By the time the Brens returned to Dickinson, they had a good enough understanding of the disease to successfully manage Tyler’s diabetes.
When the Brens did run into a problem or had a question, someone from Tyler’s care team was always available to answer any questions the family had. That access became even more important when Tyler started using an insulin pump three years ago, a move that meant Tyler no longer had to inject himself with insulin four times a day but one that comes with a steep learning curve.
“Starting the pump and taking care of diabetes is serious business,” Dr. Kumar said, “so we have to be 100 percent accessible.”
Tyler was one of the first children in North Dakota to receive a pump, and Dr. Kumar said he wouldn’t have even thought about the innovative move if it wasn’t for the coordinated care and access Sanford Health can provide with the staff in its Diabetes Care Center.
While wearing the pump makes some physical activities like playing sports a little more challenging, Tyler participates in golf and baseball, and having the device definitely beats multiple injections a day.
“It’s way easier,” Tyler said, “and it just helps me understand and get through life.”
His blood sugar is better controlled now, and he said he can do anything a normal teenager can.
“It is very gratifying as a physician to see him getting better,” Dr. Kumar said. “The entire family has risen to the occasion.”
Dr. Kumar is quick to point out Tyler would not be nearly as successful without the dedication of the Bren family.
“This requires such a commitment from the family and from Tyler,” Dr. Kumar said, “and we’ve been very pleased with how they follow through and are very trusting and follow our advice.”

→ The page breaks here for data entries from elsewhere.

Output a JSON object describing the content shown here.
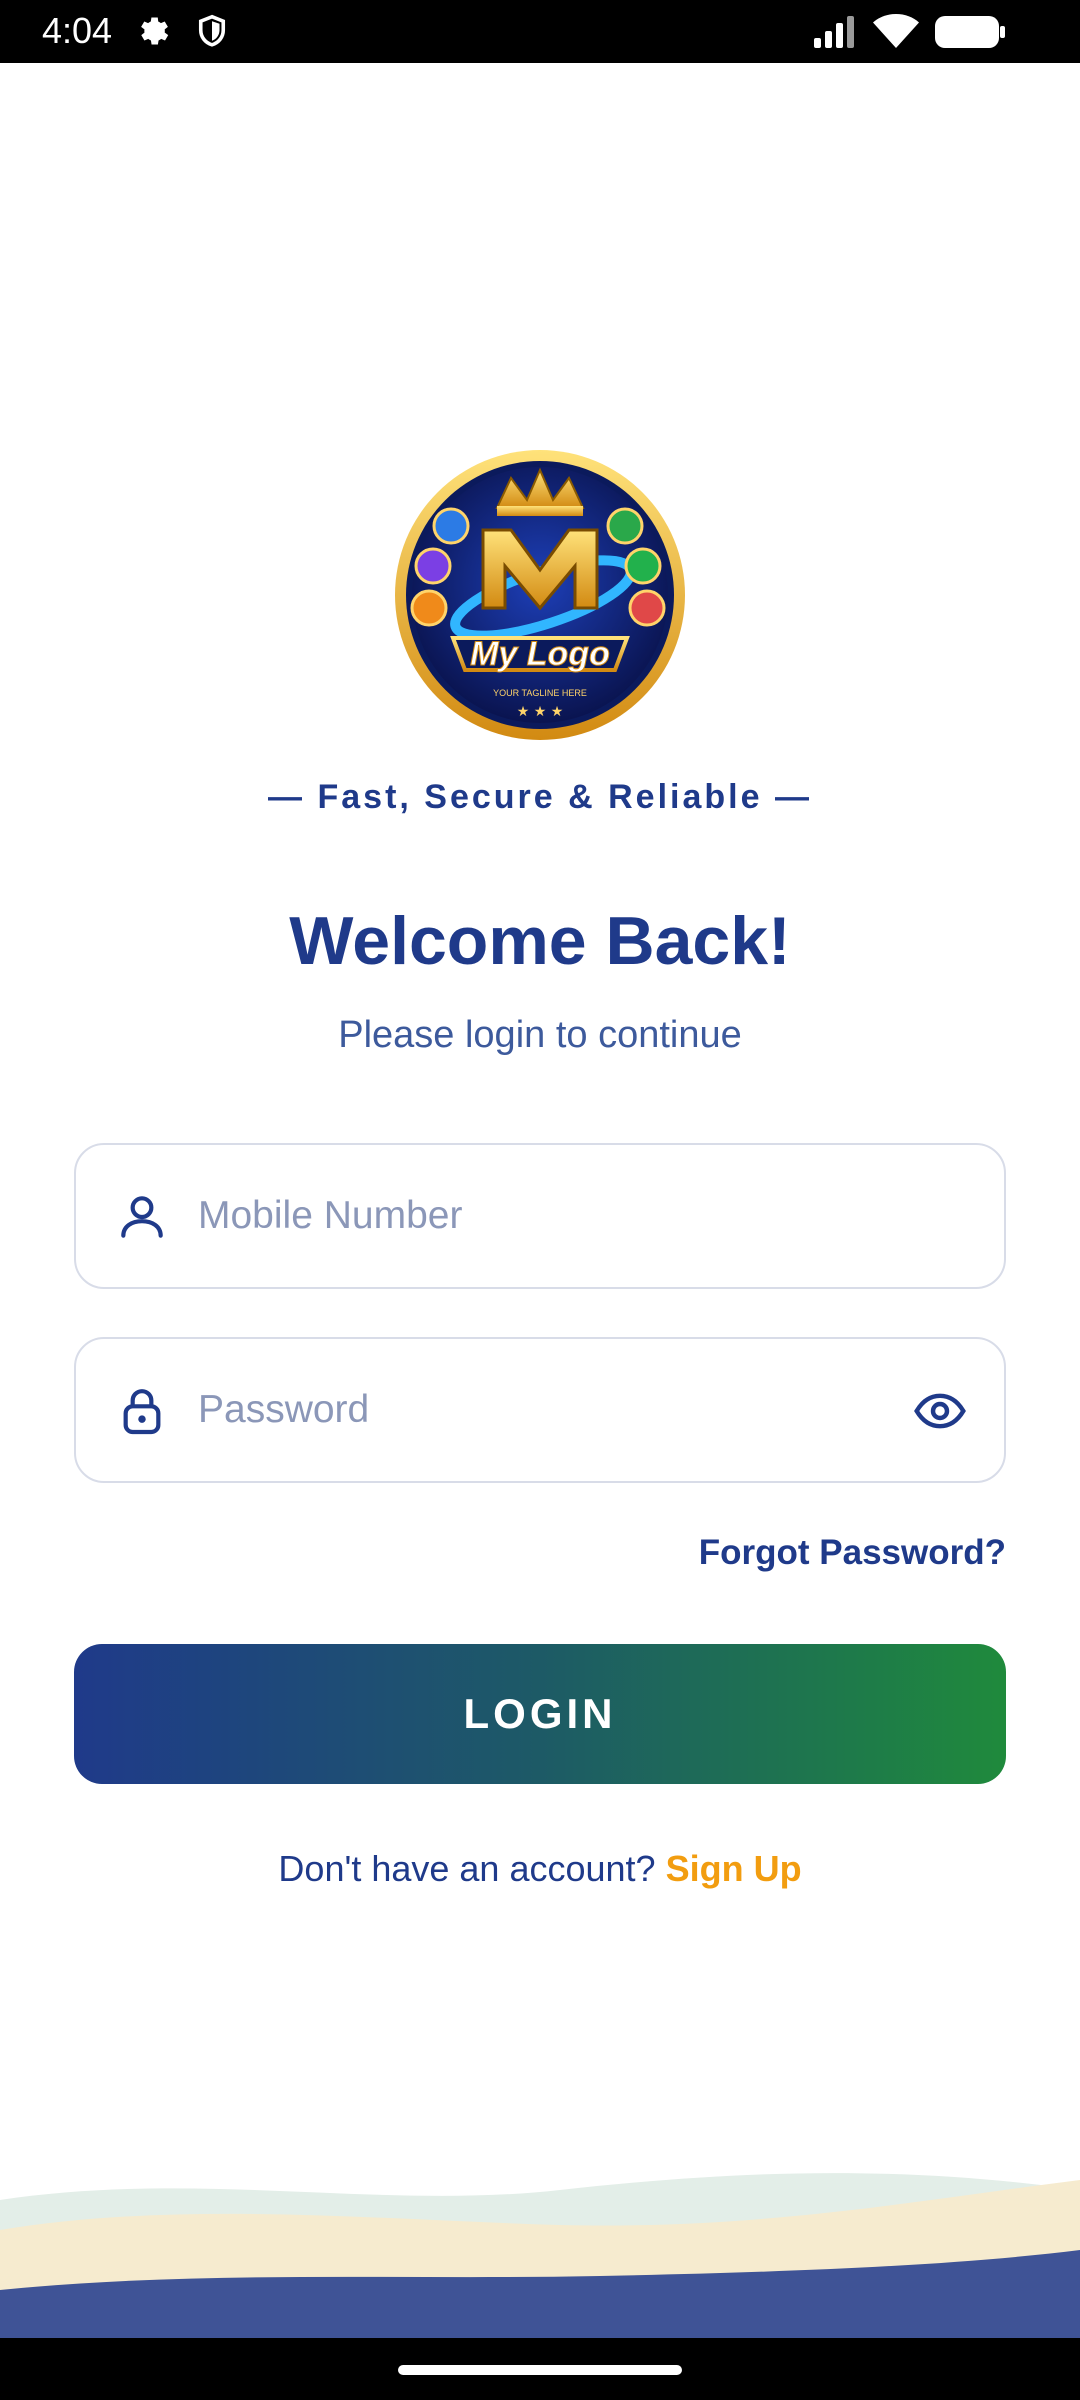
{
  "status_bar": {
    "time": "4:04",
    "icons": [
      "settings-icon",
      "shield-icon",
      "signal-icon",
      "wifi-icon",
      "battery-icon"
    ]
  },
  "logo": {
    "brand_text": "My Logo",
    "tagline_small": "YOUR TAGLINE HERE"
  },
  "tagline": "— Fast, Secure & Reliable —",
  "welcome": {
    "title": "Welcome Back!",
    "subtitle": "Please login to continue"
  },
  "form": {
    "mobile_placeholder": "Mobile Number",
    "password_placeholder": "Password",
    "forgot_label": "Forgot Password?",
    "login_label": "LOGIN"
  },
  "signup": {
    "prompt": "Don't have an account?",
    "link_label": "Sign Up"
  },
  "colors": {
    "primary": "#1f3a8a",
    "accent_orange": "#f29d10",
    "gradient_start": "#1f3a8a",
    "gradient_end": "#1f8a3c"
  }
}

Click here for more information
on Sanford Diabetes Care Center or call (701) 323-5324.